It is one of those poems that says something fundamental in an understated, but still powerful, fashion, isn't it? I'm glad that it has prompted you to visit her poetry again -- she deserves the attention. Yes, her life seems to have been a sad one. But at least she lived long enough to see her work praised by Hardy, Sassoon, and others. It must have offered some compensation.

Thank you for the thoughts.

Hellzapoppet said...

Stephen: I'm so happy I found my way to your blog! (I did so while exploring Charlotte Mew's work and world, in preparation for an event I'm programming for NYC's Cornelia Street Cafe.) I'm especially moved to see the excerpt from her letter to Hardy. I first came across her name in a Hardy biography, and now I can't imagine life without her. (I felt the same when I discovered E.A. Robinson.) Thank you so much for your beautiful posts....Warm regards, Dee

Stephen Pentz said...

Dee: I'm happy that you found your way here, and I hope that you'll return often.

Yes, Charlotte Mew's poetry is remarkable, isn't it? I agree with you about her letter to Hardy: very moving. As you probably know, the best edition of her poems is The Complete Poems, edited by John Newton. However (and, again, you may already be aware of it), I also recommend an earlier edition edited by Val Warner which contains selections from her prose. I recommend in particular a two-part essay about trees.

Thank you again for visiting, and for your kind words about the blog.

Hellzapoppet said...

Hi Stephen -- I'm guessing you're probably not in NYC, but if you know anyone there who'd like to come to our tribute to Charlotte Mew on 11/17: https://www.facebook.com/events/604615872994563/?fref=ts
And here's the venue website: http://www.corneliastreetcafe.com/downstairs/Performances.asp?sdate=11/17/2014&from_cal=0
Her poetry deserves so much more attention, as you said, and I'm hoping that we have a full house of people who will discover her!
Thank you again for your lovely and invaluable blog....All best, Dee

Stephen Pentz said...

Dee: Thank you very much for that update. You're right: I'm on the opposite coast! But I have gone to the Cornelia website and read about the event: it sounds delightful. (I hadn't seen that drawing of her before: thank you for that.)

You are doing a wonderful and selfless thing. I wish you all the best, and great success.
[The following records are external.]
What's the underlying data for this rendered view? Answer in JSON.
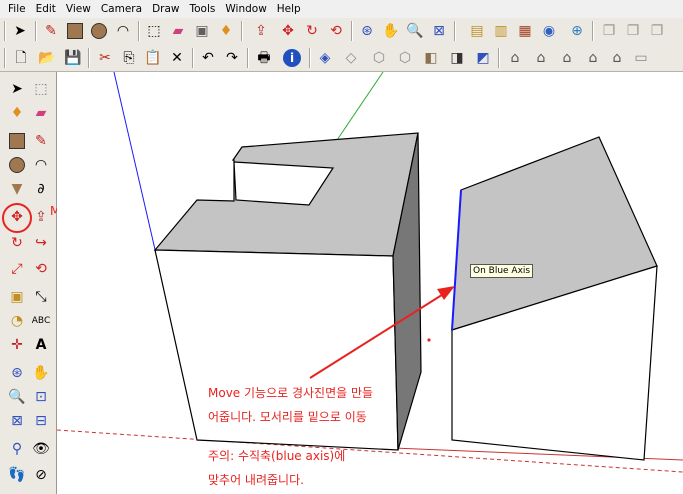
{
  "menu": [
    "File",
    "Edit",
    "View",
    "Camera",
    "Draw",
    "Tools",
    "Window",
    "Help"
  ],
  "callout_label": "Move",
  "tooltip": "On Blue Axis",
  "annotation": {
    "line1": "Move 기능으로 경사진면을 만들",
    "line2": "어줍니다. 모서리를 밑으로 이동",
    "line3": "주의: 수직축(blue axis)에",
    "line4": "맞추어 내려줍니다."
  },
  "colors": {
    "annotation": "#e8231f",
    "blue_axis": "#1a1aff",
    "green_axis": "#2eaa2e",
    "red_axis": "#cc3333"
  }
}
I don't need to tell you that she deserves this recognition and attention. And I love the fact that it is, in part, a celebration of her birthday.
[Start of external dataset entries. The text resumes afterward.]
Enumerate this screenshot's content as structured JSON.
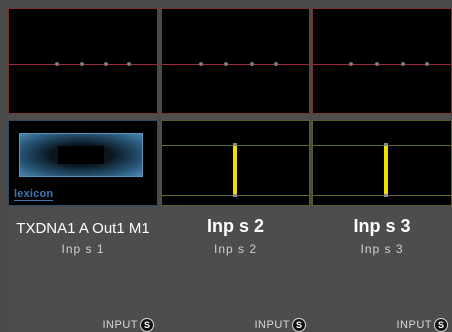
{
  "strips": [
    {
      "name": "TXDNA1 A Out1 M1",
      "sub": "Inp s 1",
      "input_label": "INPUT",
      "badge": "S",
      "logo": "lexicon"
    },
    {
      "name": "Inp s  2",
      "sub": "Inp s 2",
      "input_label": "INPUT",
      "badge": "S"
    },
    {
      "name": "Inp s  3",
      "sub": "Inp s 3",
      "input_label": "INPUT",
      "badge": "S"
    }
  ],
  "colors": {
    "envelope_line": "#a0283a",
    "fader_bar": "#f0e000",
    "lexicon_logo": "#3a78b8"
  }
}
Thank you very much for the update, and for visiting again. And, if you are not too busy, please let me know how it goes.